A new program to help deliver improved nutrition to Africa was recently designed at a workshop in Nairobi on 10–11 September 2012. The expert panel defined research priorities for Australian investments in the sphere of food and nutritional security in sub-Saharan Africa.
The workshop helped advance progress on what Hilary Clinton and others argue is the issue of our time—food security.
More than one billion people remain malnourished, and another billion suffer from hidden hunger due to lack of essential vitamins and minerals in their diets—this while another 1.5 billion people are overweight or obese.
A key to achieving lasting food security is meeting the challenge of providing food and adequate daily nutrition to all.
The agricultural sector rarely has ‘enhancing nutrition’ as an articulated objective. Delia Grace, a veterinary epidemiologist and food safety expert at the International Livestock Research Institute (ILRI), in Nairobi, Kenya, says: ‘A consensus is growing that the disconnect between agriculture, health and nutrition is at least partly responsible for the disease burden associated with food and farming’. The Australian International Food Security Centre (AIFSC), a new Australian Government initiative announced in October 2011, and ILRI hosted the 1.5-day workshop to help address this disconnect.
Experts in nutrition, national and subregional food policy, food safety, agricultural production and value chains from across Africa and the world participated.
Participants in the meeting discussed gaps between research on food security, agriculture and nutrition, in line with African priorities and how the Australian International Food Security Centre can best complement work being undertaken by other organizations. The centre will use the outcomes of the workshop to shape its nutrition program by identifying where to make its initial investments in African food security.
The Australian centre aims to help bridge existing gaps between agricultural innovations and development so as to speed adoption of those innovations for better food and nutritional security of poor people.

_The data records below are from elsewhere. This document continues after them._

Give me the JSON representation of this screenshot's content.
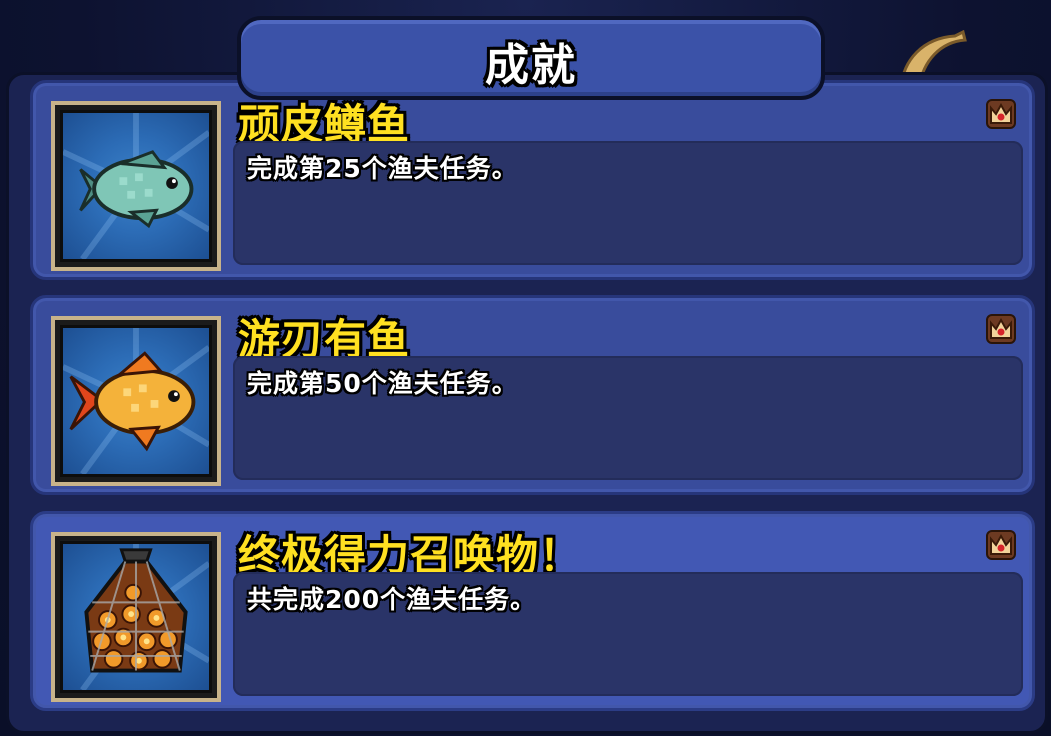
{
  "header": {
    "title": "成就"
  },
  "achievements": [
    {
      "name": "顽皮鳟鱼",
      "description": "完成第25个渔夫任务。",
      "icon": "green-fish-icon",
      "badge": "crown-icon"
    },
    {
      "name": "游刃有鱼",
      "description": "完成第50个渔夫任务。",
      "icon": "golden-fish-icon",
      "badge": "crown-icon"
    },
    {
      "name": "终极得力召唤物！",
      "description": "共完成200个渔夫任务。",
      "icon": "fish-net-icon",
      "badge": "crown-icon"
    }
  ],
  "colors": {
    "title_tab": "#3b52a8",
    "entry_bg": "#394c9c",
    "name_text": "#ffe021",
    "desc_box": "#2a3468"
  }
}
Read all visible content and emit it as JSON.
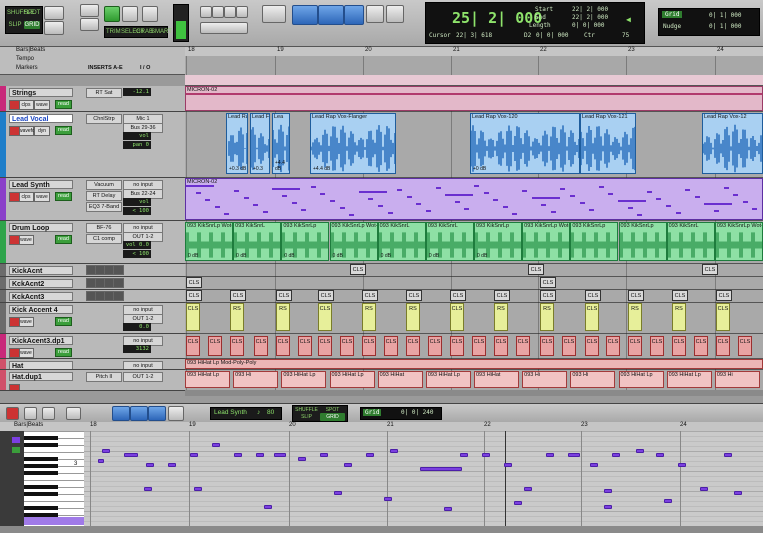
{
  "toolbar": {
    "modes": [
      "SHUFFLE",
      "SPOT",
      "SLIP",
      "GRID"
    ],
    "mini_buttons": [
      "TRIM",
      "SELECT",
      "GRAB",
      "SMART"
    ],
    "counter": {
      "main": "25| 2| 000",
      "cursor_label": "Cursor",
      "cursor_value": "22| 3| 618",
      "start_label": "Start",
      "start_value": "22| 2| 000",
      "end_label": "End",
      "end_value": "22| 2| 000",
      "length_label": "Length",
      "length_value": "0| 0| 000",
      "d2_label": "D2",
      "d2_value": "0| 0| 000",
      "ctr": "Ctr",
      "tempo": "75"
    },
    "grid": {
      "label": "Grid",
      "value": "0| 1| 000",
      "nudge_label": "Nudge",
      "nudge_value": "0| 1| 000"
    }
  },
  "header": {
    "ruler_label": "Bars|Beats",
    "tempo_label": "Tempo",
    "markers_label": "Markers",
    "inserts_label": "INSERTS A-E",
    "io_label": "I / O"
  },
  "ruler_bars": [
    "18",
    "19",
    "20",
    "21",
    "22",
    "23",
    "24"
  ],
  "tracks": [
    {
      "name": "Strings",
      "inserts": [
        "RT Sat"
      ],
      "io": [
        "-12.1"
      ],
      "buttons": [
        "clps",
        "wave",
        "read"
      ],
      "region": "MICRON-02",
      "color": "#c8287a"
    },
    {
      "name": "Lead Vocal",
      "inserts": [
        "ChnlStrp"
      ],
      "io": [
        "Mic 1",
        "Bus 29-36",
        "vol +1.4",
        "pan 0"
      ],
      "buttons": [
        "waveform",
        "dyn",
        "read",
        "Monophonic"
      ],
      "color": "#1f7ec9",
      "clips": [
        "Lead Ra",
        "Lead F",
        "Lea",
        "Lead Rap Vox-Flanger",
        "Lead Rap Vox-120",
        "Lead Rap Vox-121",
        "Lead Rap Vox-12"
      ],
      "gains": [
        "+0.3 dB",
        "+0.3",
        "+4.4 dB",
        "+4.4 dB",
        "+0 dB"
      ]
    },
    {
      "name": "Lead Synth",
      "inserts": [
        "Vacuum",
        "RT Delay",
        "EQ3 7-Band"
      ],
      "io": [
        "no input",
        "Bus 22-24",
        "vol -7.8",
        "< 100",
        "100 >"
      ],
      "buttons": [
        "clps",
        "wave",
        "read"
      ],
      "region": "MICRON-02",
      "color": "#8a3fc9"
    },
    {
      "name": "Drum Loop",
      "inserts": [
        "BF-76",
        "C1 comp"
      ],
      "io": [
        "no input",
        "OUT 1-2",
        "vol 0.0",
        "< 100",
        "100 >"
      ],
      "buttons": [
        "wave",
        "read"
      ],
      "color": "#2ea44b",
      "clips": [
        "093 KikSnrLp Wot-Poly-Poi",
        "093 KikSnrL",
        "093 KikSnrLp",
        "093 KikSnrLp Wot-Poly-Poly-04",
        "093 KikSnrL",
        "093 KikSnrL",
        "093 KikSnrLp",
        "093 KikSnrLp Wot-Poly-Poly",
        "093 KikSnrLp",
        "093 KikSnrLp",
        "093 KikSnrL",
        "093 KikSnrLp Wot-Poly-Poly-"
      ],
      "gains": [
        "0 dB",
        "0 dB",
        "0 dB",
        "0 dB",
        "0 dB",
        "0 dB",
        "0 dB"
      ]
    },
    {
      "name": "KickAcnt",
      "color": "#6c6c6c"
    },
    {
      "name": "KckAcnt2",
      "color": "#6c6c6c"
    },
    {
      "name": "KckAcnt3",
      "color": "#6c6c6c"
    },
    {
      "name": "Kick Accent 4",
      "io": [
        "no input",
        "OUT 1-2",
        "0.0"
      ],
      "buttons": [
        "wave",
        "read"
      ],
      "color": "#6c6c6c"
    },
    {
      "name": "KickAcent3.dp1",
      "io": [
        "no input",
        "3132"
      ],
      "buttons": [
        "wave",
        "read"
      ],
      "color": "#c8287a"
    },
    {
      "name": "Hat",
      "io": [
        "no input",
        "OUT 1-2",
        "0.0"
      ],
      "buttons": [
        "wave",
        "read"
      ],
      "region": "093 HiHat Lp Mod-Poly-Poly",
      "color": "#d0506a"
    },
    {
      "name": "Hat.dup1",
      "inserts": [
        "Pitch II"
      ],
      "io": [
        "OUT 1-2"
      ],
      "color": "#d0506a",
      "clips": [
        "093 HiHat Lp",
        "093 Hi",
        "093 HiHat Lp",
        "093 HiHat Lp",
        "093 HiHat",
        "093 HiHat Lp",
        "093 HiHat",
        "093 Hi",
        "093 Hi",
        "093 HiHat Lp",
        "093 HiHat Lp",
        "093 Hi"
      ]
    }
  ],
  "cls_label": "CLS",
  "rs_label": "RS",
  "midi_editor": {
    "track": "Lead Synth",
    "tempo": "80",
    "grid_label": "Grid",
    "grid_value": "0| 0| 240",
    "modes": [
      "SHUFFLE",
      "SPOT",
      "SLIP",
      "GRID"
    ],
    "ruler_label": "Bars|Beats",
    "bars": [
      "18",
      "19",
      "20",
      "21",
      "22",
      "23",
      "24"
    ],
    "key_label": "3"
  }
}
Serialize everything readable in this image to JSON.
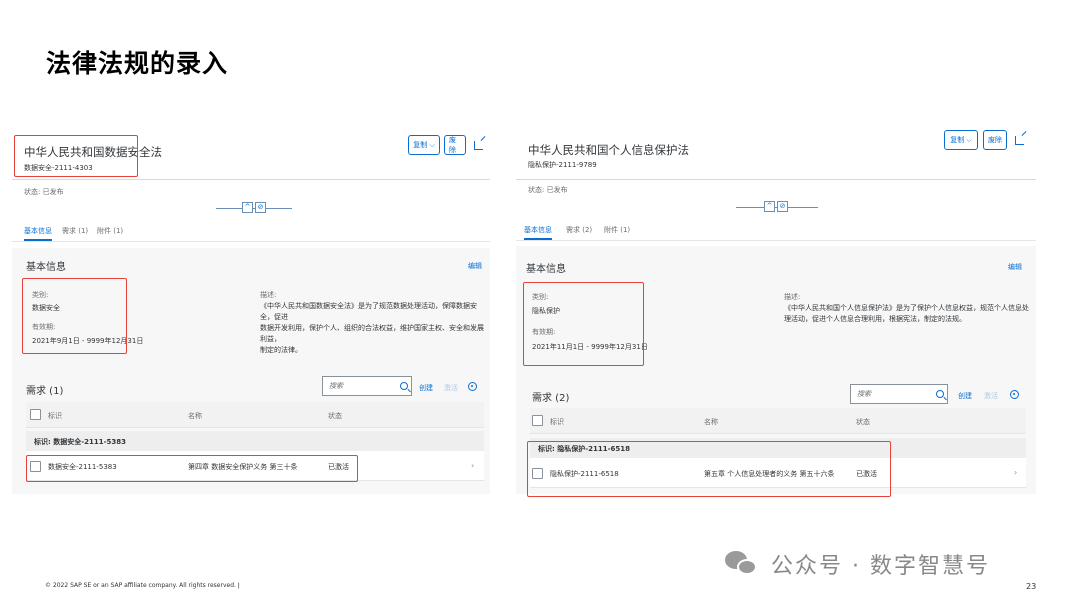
{
  "slide": {
    "title": "法律法规的录入",
    "footer": "© 2022 SAP SE or an SAP affiliate company. All rights reserved.  ǀ",
    "page_number": "23",
    "watermark": "公众号 · 数字智慧号"
  },
  "left": {
    "title": "中华人民共和国数据安全法",
    "subtitle": "数据安全-2111-4303",
    "status": "状态: 已发布",
    "btn_copy": "复制 ⌵",
    "btn_delete": "废除",
    "tabs": [
      "基本信息",
      "需求 (1)",
      "附件 (1)"
    ],
    "section_title": "基本信息",
    "edit": "编辑",
    "category_label": "类别:",
    "category_value": "数据安全",
    "validity_label": "有效期:",
    "validity_value": "2021年9月1日 - 9999年12月31日",
    "desc_label": "描述:",
    "desc_lines": [
      "《中华人民共和国数据安全法》是为了规范数据处理活动，保障数据安全，促进",
      "数据开发利用，保护个人、组织的合法权益，维护国家主权、安全和发展利益，",
      "制定的法律。"
    ],
    "req_title": "需求 (1)",
    "search_placeholder": "搜索",
    "create": "创建",
    "activate": "激活",
    "columns": [
      "标识",
      "名称",
      "状态"
    ],
    "group": "标识: 数据安全-2111-5383",
    "row": {
      "id": "数据安全-2111-5383",
      "name": "第四章 数据安全保护义务 第三十条",
      "status": "已激活"
    }
  },
  "right": {
    "title": "中华人民共和国个人信息保护法",
    "subtitle": "隐私保护-2111-9789",
    "status": "状态: 已发布",
    "btn_copy": "复制 ⌵",
    "btn_delete": "废除",
    "tabs": [
      "基本信息",
      "需求 (2)",
      "附件 (1)"
    ],
    "section_title": "基本信息",
    "edit": "编辑",
    "category_label": "类别:",
    "category_value": "隐私保护",
    "validity_label": "有效期:",
    "validity_value": "2021年11月1日 - 9999年12月31日",
    "desc_label": "描述:",
    "desc_lines": [
      "《中华人民共和国个人信息保护法》是为了保护个人信息权益，规范个人信息处",
      "理活动，促进个人信息合理利用，根据宪法，制定的法规。"
    ],
    "req_title": "需求 (2)",
    "search_placeholder": "搜索",
    "create": "创建",
    "activate": "激活",
    "columns": [
      "标识",
      "名称",
      "状态"
    ],
    "group": "标识: 隐私保护-2111-6518",
    "row": {
      "id": "隐私保护-2111-6518",
      "name": "第五章 个人信息处理者的义务 第五十六条",
      "status": "已激活"
    }
  }
}
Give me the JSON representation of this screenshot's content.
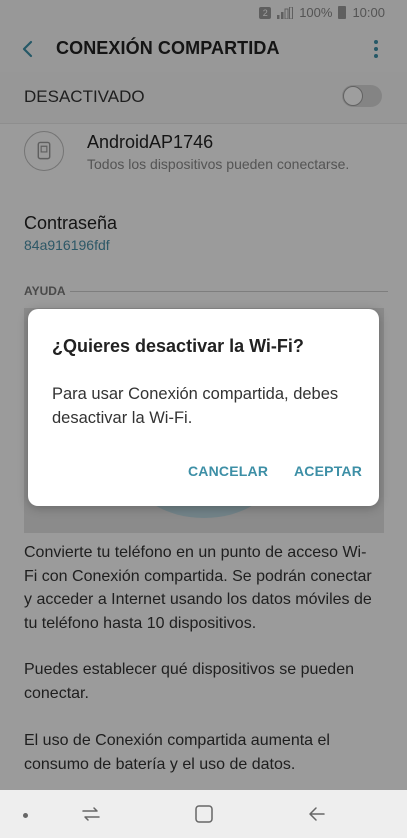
{
  "status_bar": {
    "battery": "100%",
    "time": "10:00",
    "notification_icon": "notification-icon",
    "signal_icon": "signal-icon",
    "battery_icon": "battery-icon"
  },
  "app_bar": {
    "title": "CONEXIÓN COMPARTIDA",
    "back_icon": "back-arrow-icon",
    "menu_icon": "more-vert-icon"
  },
  "master_switch": {
    "label": "DESACTIVADO",
    "checked": false
  },
  "hotspot": {
    "name": "AndroidAP1746",
    "subtitle": "Todos los dispositivos pueden conectarse.",
    "icon": "device-share-icon"
  },
  "password": {
    "label": "Contraseña",
    "value": "84a916196fdf"
  },
  "help": {
    "header": "AYUDA",
    "paragraphs": [
      "Convierte tu teléfono en un punto de acceso Wi-Fi con Conexión compartida. Se podrán conectar y acceder a Internet usando los datos móviles de tu teléfono hasta 10 dispositivos.",
      "Puedes establecer qué dispositivos se pueden conectar.",
      "El uso de Conexión compartida aumenta el consumo de batería y el uso de datos."
    ]
  },
  "dialog": {
    "title": "¿Quieres desactivar la Wi-Fi?",
    "body": "Para usar Conexión compartida, debes desactivar la Wi-Fi.",
    "cancel_label": "CANCELAR",
    "accept_label": "ACEPTAR"
  },
  "nav_bar": {
    "icons": [
      "nav-dot-icon",
      "recent-apps-icon",
      "home-icon",
      "back-icon"
    ]
  },
  "colors": {
    "accent": "#3d8fa6",
    "password_color": "#4a8ea6"
  }
}
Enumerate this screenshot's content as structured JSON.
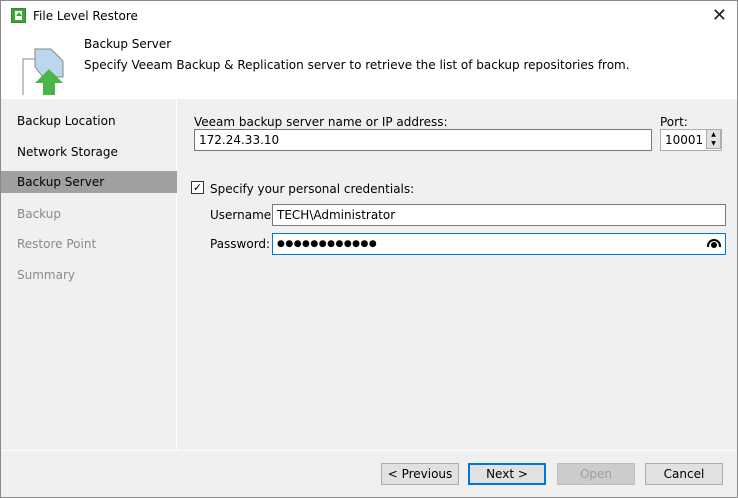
{
  "window": {
    "title": "File Level Restore"
  },
  "header": {
    "title": "Backup Server",
    "description": "Specify Veeam Backup & Replication server to retrieve the list of backup repositories from."
  },
  "sidebar": {
    "items": [
      {
        "label": "Backup Location",
        "state": "normal"
      },
      {
        "label": "Network Storage",
        "state": "normal"
      },
      {
        "label": "Backup Server",
        "state": "selected"
      },
      {
        "label": "Backup",
        "state": "disabled"
      },
      {
        "label": "Restore Point",
        "state": "disabled"
      },
      {
        "label": "Summary",
        "state": "disabled"
      }
    ]
  },
  "form": {
    "server_label": "Veeam backup server name or IP address:",
    "server_value": "172.24.33.10",
    "port_label": "Port:",
    "port_value": "10001",
    "credentials_label": "Specify your personal credentials:",
    "credentials_checked": true,
    "username_label": "Username:",
    "username_value": "TECH\\Administrator",
    "password_label": "Password:",
    "password_value": "●●●●●●●●●●●●"
  },
  "buttons": {
    "previous": "< Previous",
    "next": "Next >",
    "open": "Open",
    "cancel": "Cancel"
  }
}
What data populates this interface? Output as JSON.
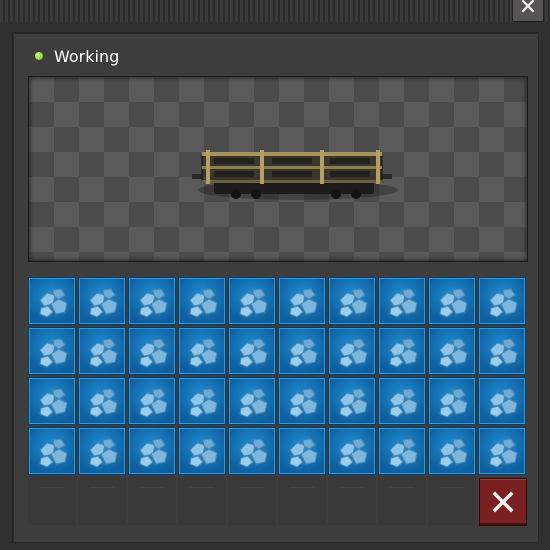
{
  "window": {
    "close_icon": "close-icon",
    "close_glyph": "✕"
  },
  "status": {
    "text": "Working",
    "indicator_color": "#7cd41e"
  },
  "preview": {
    "entity": "cargo-wagon",
    "icon": "cargo-wagon-icon"
  },
  "inventory": {
    "columns": 10,
    "filled_slots": 40,
    "empty_slots": 9,
    "item_icon": "iron-ore-icon",
    "slot_color": "#1e8fd6"
  },
  "actions": {
    "delete_icon": "close-icon",
    "delete_color": "#7a2020"
  }
}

Mellissa Wood, director of the Australian International Food Security Centre, says Australia has a role to play in this area. ‘Australia has many similar environments and challenges common to African agriculture. Our expertise in agriculture can help play a role in achieving food security in Africa, including developing more nutritious food,’ Wood said.
Australian agricultural science has experience with climatic variability and extreme climatic events that affect farming, forestry, fisheries and livestock. While eventually working in developing countries across Africa, Asia and the Pacific, the Australian International Food Security Centre is focusing its first efforts in sub-Saharan Africa.
The new Australian centre will work specifically to:
- increase the nutritional quality, safety and diversity of food
- reduce food losses after harvest
- improve access by the poor to markets and other business opportunities
- build the capacity of local institutions and individuals
- promote gender equality
For more information, please read this brochure, http://aciar.gov.au/files/node/14087/aifsc_june_update_62995.pdf, or visit this website: aciar.gov.au/aifsc